Vicky Tuck, head of Cheltenham Ladies College, claimed this week that girls' education is sacrificed in order to help struggling teenage boys. Speaking at the annual conference of the Girls' School Association, she said that girls are being used to improve their male classmates' education and are losing out on a focused women-only school life, according to this report. "What happens at boys' schools is there may be falling rolls, or their results may not be as good as they might like. They think they can solve that by widening the catchment and taking in girls. Girls are regarded as more diligent and they will pull up exam results and they assume the boys will respond and it will be a wake-up call for them."

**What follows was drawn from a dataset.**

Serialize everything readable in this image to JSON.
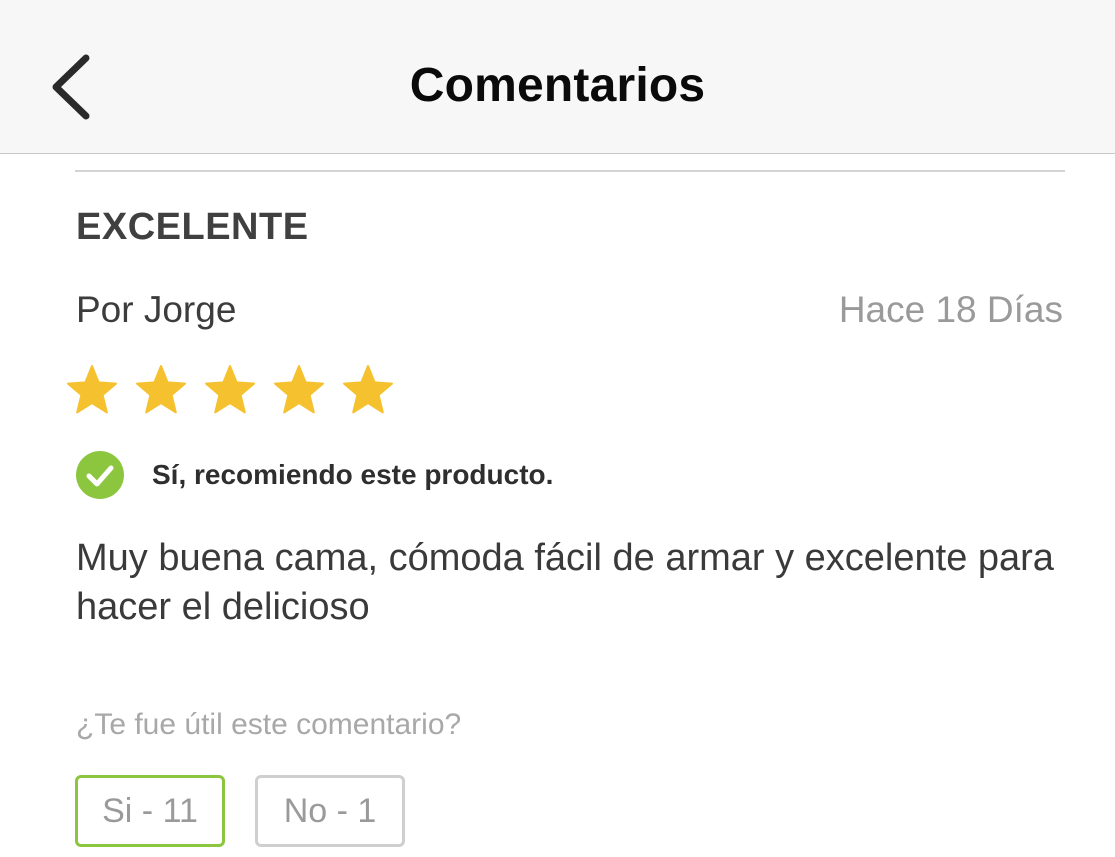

The GSA website has interesting articles on why they believe girls are short-changed by the co-educational system, and how girls schools do things differently. Some of that could be really useful if you run single-sex groups or want to be more aware of how gender issues could be sabotaging your mixed youth work. But having identified some of the challenges inherent in educating girls and boys together, I'm not convinced that the answer is to educate them completey separately. I went to an all-girls secondary school, and I don't think it was a great preparation for the reality of living and working with men for the rest of my life. Of course, I wouldn't want to see boys or girls lose out from being educated together, but I'd like to see good examples of how co-ed schools are addressing some of these gender issues and finding ways of helping both girls and boys reach their full potential together. What do you think?